▶ [Exercise description] The answer is the number of lines in the data that contain the word "Suite"; give it alone.

▶ [Data shown]
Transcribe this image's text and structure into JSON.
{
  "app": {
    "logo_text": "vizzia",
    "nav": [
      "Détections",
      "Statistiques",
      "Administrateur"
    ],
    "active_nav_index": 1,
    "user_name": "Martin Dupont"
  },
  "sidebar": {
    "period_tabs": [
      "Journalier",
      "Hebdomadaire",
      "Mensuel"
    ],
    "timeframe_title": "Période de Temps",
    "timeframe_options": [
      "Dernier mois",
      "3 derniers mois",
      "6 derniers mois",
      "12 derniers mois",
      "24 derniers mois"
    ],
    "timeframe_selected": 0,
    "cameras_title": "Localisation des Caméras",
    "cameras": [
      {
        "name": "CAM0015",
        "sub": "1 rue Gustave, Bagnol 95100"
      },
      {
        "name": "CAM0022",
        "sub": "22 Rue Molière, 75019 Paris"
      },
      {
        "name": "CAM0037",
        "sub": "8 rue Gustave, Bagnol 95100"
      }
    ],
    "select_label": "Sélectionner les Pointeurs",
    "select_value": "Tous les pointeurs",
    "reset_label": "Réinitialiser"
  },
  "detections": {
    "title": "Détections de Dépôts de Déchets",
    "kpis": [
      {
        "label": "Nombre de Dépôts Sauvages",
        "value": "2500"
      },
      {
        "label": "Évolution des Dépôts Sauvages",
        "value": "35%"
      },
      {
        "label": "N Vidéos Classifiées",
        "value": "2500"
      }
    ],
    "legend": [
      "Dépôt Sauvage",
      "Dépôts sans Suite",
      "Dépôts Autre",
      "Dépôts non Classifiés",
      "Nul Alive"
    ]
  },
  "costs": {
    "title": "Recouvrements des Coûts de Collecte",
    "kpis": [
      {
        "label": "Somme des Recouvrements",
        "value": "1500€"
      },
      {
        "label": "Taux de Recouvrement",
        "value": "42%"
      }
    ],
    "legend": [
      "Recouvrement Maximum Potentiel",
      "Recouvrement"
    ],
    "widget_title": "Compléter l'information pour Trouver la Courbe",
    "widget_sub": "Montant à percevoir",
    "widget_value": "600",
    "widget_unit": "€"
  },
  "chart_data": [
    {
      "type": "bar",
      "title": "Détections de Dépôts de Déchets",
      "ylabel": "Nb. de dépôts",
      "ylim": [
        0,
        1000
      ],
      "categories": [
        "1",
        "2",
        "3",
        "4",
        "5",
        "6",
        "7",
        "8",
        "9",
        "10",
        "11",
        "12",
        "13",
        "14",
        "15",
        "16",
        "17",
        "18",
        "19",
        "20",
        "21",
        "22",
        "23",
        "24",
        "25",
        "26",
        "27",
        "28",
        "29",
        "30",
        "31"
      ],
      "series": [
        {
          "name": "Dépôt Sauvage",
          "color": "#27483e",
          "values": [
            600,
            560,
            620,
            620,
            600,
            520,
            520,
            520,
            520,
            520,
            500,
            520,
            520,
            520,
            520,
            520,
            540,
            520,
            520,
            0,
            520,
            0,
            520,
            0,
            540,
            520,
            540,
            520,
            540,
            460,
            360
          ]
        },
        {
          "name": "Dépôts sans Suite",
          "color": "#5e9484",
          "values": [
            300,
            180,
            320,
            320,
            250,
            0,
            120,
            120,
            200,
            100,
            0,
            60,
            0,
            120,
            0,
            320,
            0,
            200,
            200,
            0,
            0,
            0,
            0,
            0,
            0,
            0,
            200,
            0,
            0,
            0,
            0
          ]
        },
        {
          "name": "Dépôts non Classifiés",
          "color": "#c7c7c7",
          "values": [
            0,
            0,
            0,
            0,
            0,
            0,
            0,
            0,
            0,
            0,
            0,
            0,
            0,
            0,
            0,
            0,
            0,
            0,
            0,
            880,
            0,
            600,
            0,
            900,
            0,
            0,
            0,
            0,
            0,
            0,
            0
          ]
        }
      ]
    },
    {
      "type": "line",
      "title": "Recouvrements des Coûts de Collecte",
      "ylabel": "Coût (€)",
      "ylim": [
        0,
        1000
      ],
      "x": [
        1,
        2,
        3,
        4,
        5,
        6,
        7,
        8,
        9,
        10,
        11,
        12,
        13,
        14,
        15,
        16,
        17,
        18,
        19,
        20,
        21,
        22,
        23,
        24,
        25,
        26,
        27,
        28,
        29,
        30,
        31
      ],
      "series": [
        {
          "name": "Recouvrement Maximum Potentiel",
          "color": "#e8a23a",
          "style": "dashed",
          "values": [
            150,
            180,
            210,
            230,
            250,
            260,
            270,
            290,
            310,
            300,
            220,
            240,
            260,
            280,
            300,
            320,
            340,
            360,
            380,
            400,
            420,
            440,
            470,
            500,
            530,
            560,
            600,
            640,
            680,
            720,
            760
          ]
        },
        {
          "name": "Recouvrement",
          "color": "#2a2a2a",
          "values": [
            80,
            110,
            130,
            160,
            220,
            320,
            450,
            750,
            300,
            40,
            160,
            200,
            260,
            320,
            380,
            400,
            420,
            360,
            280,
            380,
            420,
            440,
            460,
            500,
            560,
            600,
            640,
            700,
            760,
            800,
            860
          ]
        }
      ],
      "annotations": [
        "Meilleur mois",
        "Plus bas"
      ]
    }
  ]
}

▶ [The completed task] 2